TASK
Look through the data below. Collect every line where the word "parent" occurs.

RAW DATA
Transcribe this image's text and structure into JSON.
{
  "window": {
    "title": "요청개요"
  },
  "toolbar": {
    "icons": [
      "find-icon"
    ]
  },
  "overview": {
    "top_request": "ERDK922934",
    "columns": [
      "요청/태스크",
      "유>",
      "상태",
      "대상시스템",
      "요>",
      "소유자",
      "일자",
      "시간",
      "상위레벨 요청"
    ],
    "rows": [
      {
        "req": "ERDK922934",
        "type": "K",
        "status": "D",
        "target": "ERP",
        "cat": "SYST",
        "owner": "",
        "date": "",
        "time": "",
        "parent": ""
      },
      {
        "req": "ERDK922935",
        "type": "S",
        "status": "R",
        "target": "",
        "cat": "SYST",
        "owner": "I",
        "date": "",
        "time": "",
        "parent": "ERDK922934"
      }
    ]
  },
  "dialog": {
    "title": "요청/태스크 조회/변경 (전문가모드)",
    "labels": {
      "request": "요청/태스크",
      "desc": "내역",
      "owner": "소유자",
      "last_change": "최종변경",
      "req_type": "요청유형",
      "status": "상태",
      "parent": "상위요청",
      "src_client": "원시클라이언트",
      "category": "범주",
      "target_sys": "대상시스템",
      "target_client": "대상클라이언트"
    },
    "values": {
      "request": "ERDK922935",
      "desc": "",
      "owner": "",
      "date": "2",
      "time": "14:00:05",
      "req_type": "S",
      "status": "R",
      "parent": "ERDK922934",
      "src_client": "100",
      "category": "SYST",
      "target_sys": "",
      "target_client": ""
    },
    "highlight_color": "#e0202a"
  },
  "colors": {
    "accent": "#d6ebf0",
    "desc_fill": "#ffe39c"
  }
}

WORKED SOLUTION
        "parent": ""
        "parent": "ERDK922934"
      "parent": "상위요청",
      "parent": "ERDK922934",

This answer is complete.